Robert W. Klotz spent 25 years policing protests in Washington — a city he calls the “demonstration capital of the world.” He was in charge of the special operations division of the D.C. police from 1977 until his retirement as deputy chief of police in 1980 and since then has continued to work as a consultant on police practice and crowd control. On Wednesday, one day after police in New York cleared Zuccotti Park of Occupy Wall Street demonstrators, Klotz talked about the challenges of policing Occupy D.C. and speculated about what might lie ahead in McPherson Square and Freedom Plaza.
Does Occupy D.C. remind you of any protest camps during your tenure?
Several come to mind, including the farmers who came to D.C. in 1979 to protest farm policy and camped out on the Mall for several months.
We knew they were coming; we’d had a series of meetings planning the routes they could take with their farm vehicles. But the morning they arrived, they basically disregarded all those agreements and tried to block off the major arteries in the city. We responded with some tear gas and made a few arrests.
But they made a tactical error later that day when they parked all their tractors on the Mall and went to the Capitol to rally. I came up with a plan, using garbage trucks, dump trucks, buses, tow trucks, police vans — anything I could beg, steal or borrow from city agencies — to create a barricade, bumper-to-bumper, north and south along Constitution and Independence avenues. When the farmers returned to their tractors, they found they were trapped on the Mall.
The farmers were just beginning to wear out their welcome when a big snowstorm hit, and they started to use their tractors to take doctors and nurses to the hospital. People came to really like the farmers after that. I thought we’d be saddled with them forever.
What eventually brought the protest to an end?
After a while they wanted to go home, back to their families.
Do you think there are similar negotiations happening now?
Unlike what’s going on now, with the farmers, they were all farmers. When you talked to the leaders, they got to their people and we were able to negotiate. The difference with the Occupiers is you don’t have a unified group to negotiate with.
It seems to me that this movement started out with a group that claims to represent 99 percent of the population, but they have a lot of different causes that they say they want something done about.
Then how do you figure out who you are dealing with and how to negotiate?
Police gather information about protesters and their plans any way they can. I’d be surprised if there weren’t plainclothes police walking through the park, maybe even sleeping there.

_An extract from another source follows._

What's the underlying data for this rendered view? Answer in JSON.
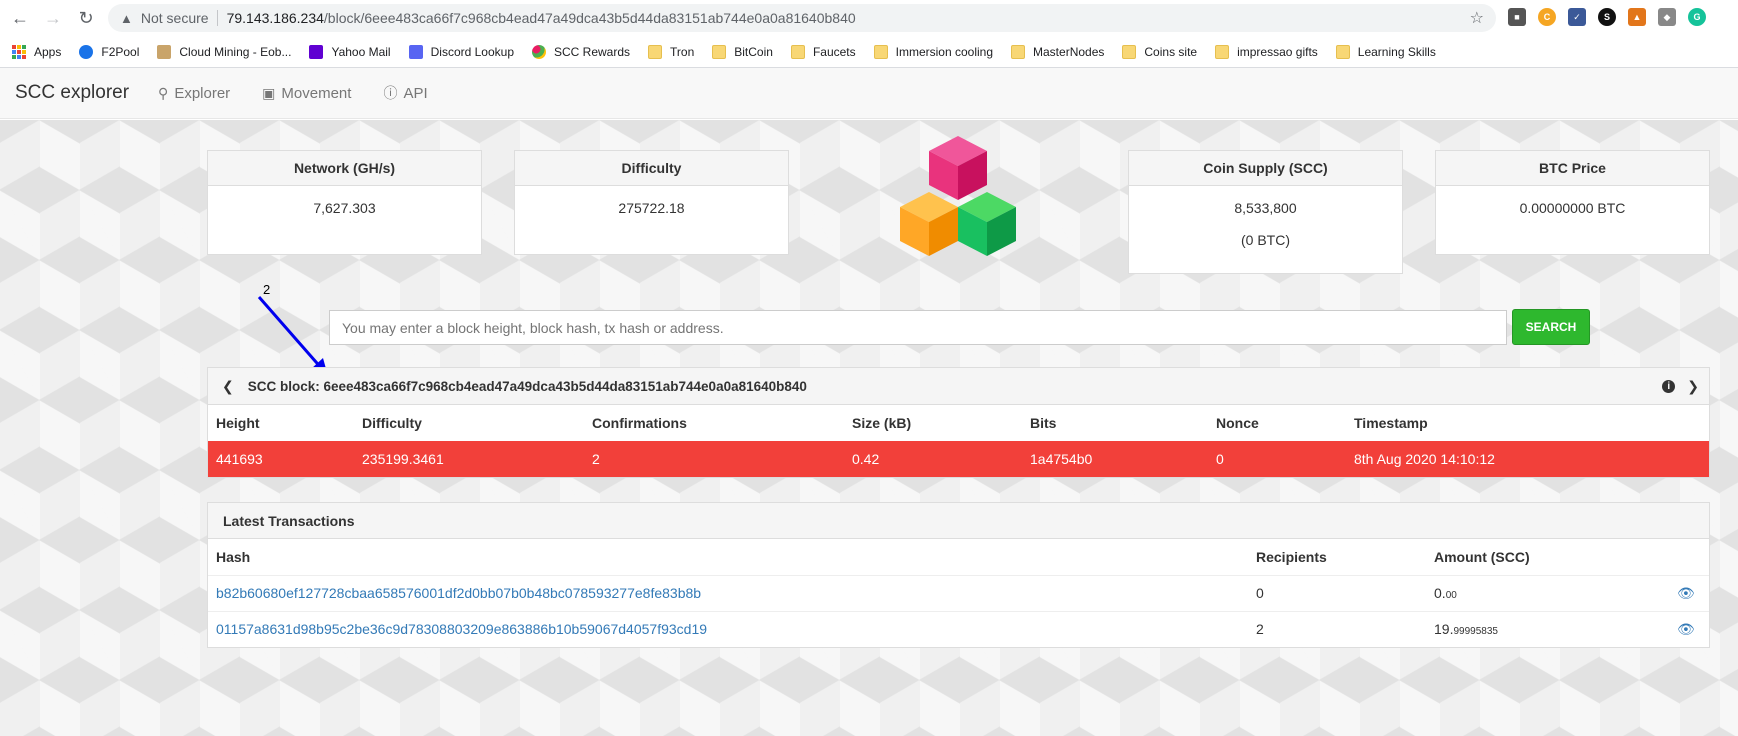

One of the big problems is when a group like that gets infiltrated. And we’ve seen that with anarchists — who dress in black, wear masks and come to create confrontation. They’ll get in with protesters who feel they have legitimate causes and then they go out on the street breaking glass, setting fires. They’ve gotten smart and will layer their clothing and pull the black stuff off. That creates an ID problem for the police.
You want to find out as much as you can. During the smoke-ins that used to happen every year in Lafayette Square, the protesters used to light up what looked like marijuana cigarettes but in fact were just tobacco. They did it to cause false arrests.

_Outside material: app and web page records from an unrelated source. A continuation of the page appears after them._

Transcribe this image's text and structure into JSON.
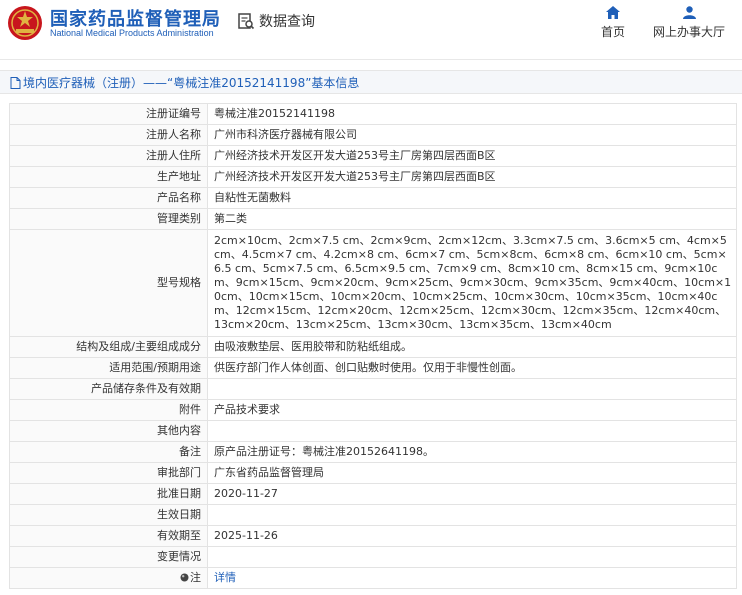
{
  "header": {
    "title": "国家药品监督管理局",
    "subtitle": "National Medical Products Administration",
    "query_label": "数据查询",
    "nav_home": "首页",
    "nav_online": "网上办事大厅"
  },
  "breadcrumb": "境内医疗器械（注册）——“粤械注准20152141198”基本信息",
  "colors": {
    "brand_blue": "#1f5fb8",
    "logo_red": "#c8161d",
    "logo_gold": "#e0b341"
  },
  "rows": [
    {
      "label": "注册证编号",
      "value": "粤械注准20152141198"
    },
    {
      "label": "注册人名称",
      "value": "广州市科济医疗器械有限公司"
    },
    {
      "label": "注册人住所",
      "value": "广州经济技术开发区开发大道253号主厂房第四层西面B区"
    },
    {
      "label": "生产地址",
      "value": "广州经济技术开发区开发大道253号主厂房第四层西面B区"
    },
    {
      "label": "产品名称",
      "value": "自粘性无菌敷料"
    },
    {
      "label": "管理类别",
      "value": "第二类"
    },
    {
      "label": "型号规格",
      "value": "2cm×10cm、2cm×7.5 cm、2cm×9cm、2cm×12cm、3.3cm×7.5 cm、3.6cm×5 cm、4cm×5 cm、4.5cm×7 cm、4.2cm×8 cm、6cm×7 cm、5cm×8cm、6cm×8 cm、6cm×10 cm、5cm×6.5 cm、5cm×7.5 cm、6.5cm×9.5 cm、7cm×9 cm、8cm×10 cm、8cm×15 cm、9cm×10cm、9cm×15cm、9cm×20cm、9cm×25cm、9cm×30cm、9cm×35cm、9cm×40cm、10cm×10cm、10cm×15cm、10cm×20cm、10cm×25cm、10cm×30cm、10cm×35cm、10cm×40cm、12cm×15cm、12cm×20cm、12cm×25cm、12cm×30cm、12cm×35cm、12cm×40cm、13cm×20cm、13cm×25cm、13cm×30cm、13cm×35cm、13cm×40cm"
    },
    {
      "label": "结构及组成/主要组成成分",
      "value": "由吸液敷垫层、医用胶带和防粘纸组成。"
    },
    {
      "label": "适用范围/预期用途",
      "value": "供医疗部门作人体创面、创口贴敷时使用。仅用于非慢性创面。"
    },
    {
      "label": "产品储存条件及有效期",
      "value": ""
    },
    {
      "label": "附件",
      "value": "产品技术要求"
    },
    {
      "label": "其他内容",
      "value": ""
    },
    {
      "label": "备注",
      "value": "原产品注册证号：粤械注准20152641198。"
    },
    {
      "label": "审批部门",
      "value": "广东省药品监督管理局"
    },
    {
      "label": "批准日期",
      "value": "2020-11-27"
    },
    {
      "label": "生效日期",
      "value": ""
    },
    {
      "label": "有效期至",
      "value": "2025-11-26"
    },
    {
      "label": "变更情况",
      "value": ""
    },
    {
      "label": "注",
      "value": "详情"
    }
  ]
}
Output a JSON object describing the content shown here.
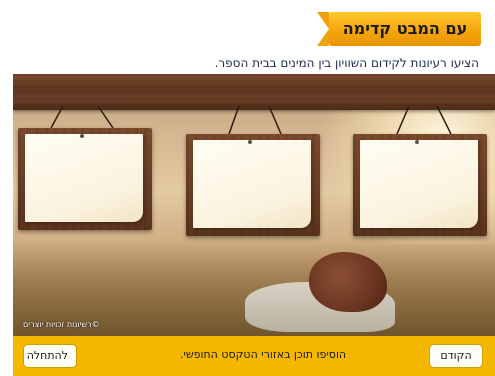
{
  "header": {
    "title": "עם המבט קדימה",
    "instruction": "הציעו רעיונות לקידום השוויון בין המינים בבית הספר."
  },
  "scene": {
    "credit": "©רשיונות זכויות יוצרים"
  },
  "boards": [
    {
      "text": ""
    },
    {
      "text": ""
    },
    {
      "text": ""
    }
  ],
  "footer": {
    "start_label": "להתחלה",
    "status_text": "הוסיפו תוכן באזורי הטקסט החופשי.",
    "prev_label": "הקודם"
  },
  "colors": {
    "banner": "#f6a70a",
    "footer": "#f6b700",
    "instruction_text": "#1d2a52"
  }
}
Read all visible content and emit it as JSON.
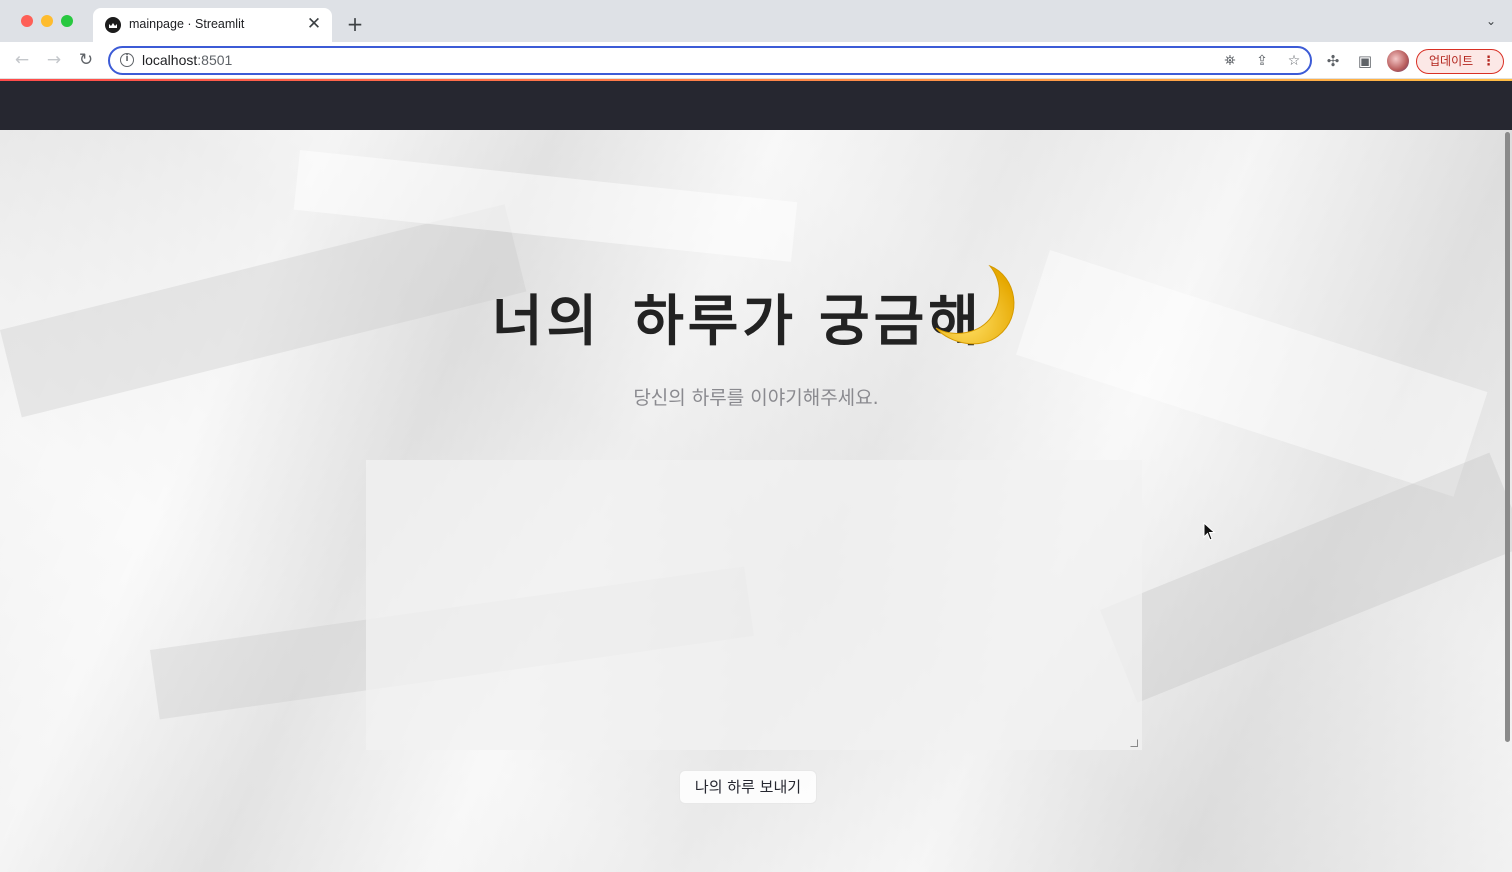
{
  "browser": {
    "tab_title": "mainpage · Streamlit",
    "tab_close": "✕",
    "new_tab": "+",
    "tab_menu": "⌄",
    "url_host": "localhost",
    "url_port": ":8501",
    "update_label": "업데이트",
    "update_more": "⋮",
    "nav_back": "←",
    "nav_forward": "→",
    "nav_reload": "↻",
    "info_glyph": "i",
    "translate_glyph": "⛯",
    "share_glyph": "⇪",
    "star_glyph": "☆",
    "extensions_glyph": "✣",
    "sidepanel_glyph": "▣"
  },
  "page": {
    "title_words": [
      "너의",
      "하루가",
      "궁금해"
    ],
    "title_emoji": "crescent-moon",
    "subtitle": "당신의 하루를 이야기해주세요.",
    "textarea_value": "",
    "send_button_label": "나의 하루 보내기"
  },
  "colors": {
    "streamlit_header": "#262730",
    "omnibox_focus": "#3c5bd6",
    "update_border": "#d93025",
    "moon": "#f5c518"
  }
}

What different tactics do police use today?
They tend to be better equipped, with protective fireproof gear and better shields. They are also better identified, with number and names on their helmets or suits. The cameras all over the place help you go back and determine what actually happened. It’s all helpful and good for police accountability.
What did you think of Tuesday’s nighttime raid on Zuccotti Park — with klieg lights — as a tactic to clear an encampment?
I believe the justification was health reasons and sanitation. The protesters still have the right to demonstrate if they want to. The police had to make a few arrests — that’s normally what happens. The mayor didn’t deny them to right to come back during the day. It seemed like a balanced approach, handled with a minimum amount of force.
Do you envision the same kind of thing happening here in D.C.?
Chief [Cathy L.] Lanier says that the police may have to change tactics based on the confrontational actions some have now started to take. It seems to me the D.C. police have been bending quite a bit in allowing unscheduled marches and things of that nature. What you do if things start getting spontaneous is you try to manage it, let the protesters get to where they want to go as long as they are not unduly impeding traffic.
What other factors affect decision making?
The weather is often an ally for the police in these kinds of situations, in terms of dissuading people. We’ve had almost springlike weather recently. But when we start getting some biting cold nights, we’ll find out who’s really dedicated to protesting.
As long as the Occupy D.C. encampments remain peaceful, would you allow them to remain?
As I said, that’s a Park Police decision. And you have to look at it on a day-to-day perspective. Things can change very quickly.
It would seem to me that if the protesters are bringing in cold-weather equipment, then the question becomes, is the camp going to become a health hazard, a sanitation concern? You also need police available for other things going on in the city. So it’s always a matter of balancing priorities.
If people who work in the area become upset because they can’t get where they want to go, then that becomes a problem. I used to get grief from sightseeing companies when the farmers were on the Mall, because they couldn’t run their tours. They were losing money. So there are many considerations. And you have to be ready — like New York — to do something if the decision is made.
But if the camps are not really harming anything, you can probably leave them be. After all, the protesters are the ones that have got to sleep in the cold and the rain in their tents.